My grandma called me on a Saturday, told me she tested positive. Her temperature was a little over 104 and by the time she got to the hospital that night her body temperature dropped down below ninety. You know, they asked me if I wanted to put her on a ventilator. It was against her wishes, so I told them no.  You know… have her save the ventilator for somebody who might be able to use it. They were gonna keep her warm with warm towels. About four or 5 hours later, I got the call that she passed away. 

Unfortunately… The only way I could say goodbye was the doctor called me from his cellphone on a video call. And that’s how you get to say goodbye to them.

First of all, I don’t want people to be scared. I mean it’s a scary situation, but I’m not coming across as trying to make them be scared. You know, just wear your masks, wash your hands, use hand sanitizer, stay six feet apart. 

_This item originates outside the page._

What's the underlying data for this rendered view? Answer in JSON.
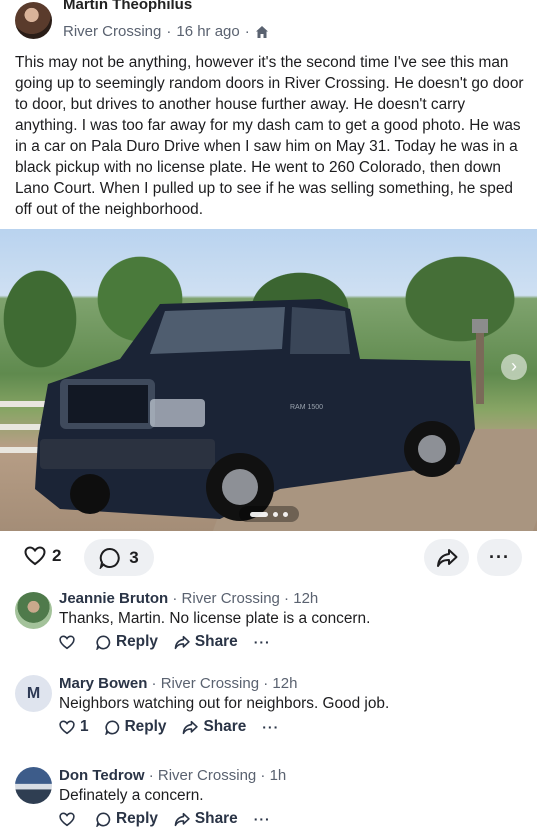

You know, niece she goes well, “you’re gonna come down for Christmas?” It all depends on how the virus is going. And if I have to stay here, then that’s what I’m gonna do. Because I know what the repercussions are, what the long term results are.

So that’s… I just beg people, please, you know wear a mask. You know, stay six feet apart. Let’s make the sacrifice now for better times in the future.

It’s simple. Just let’s do it all together.”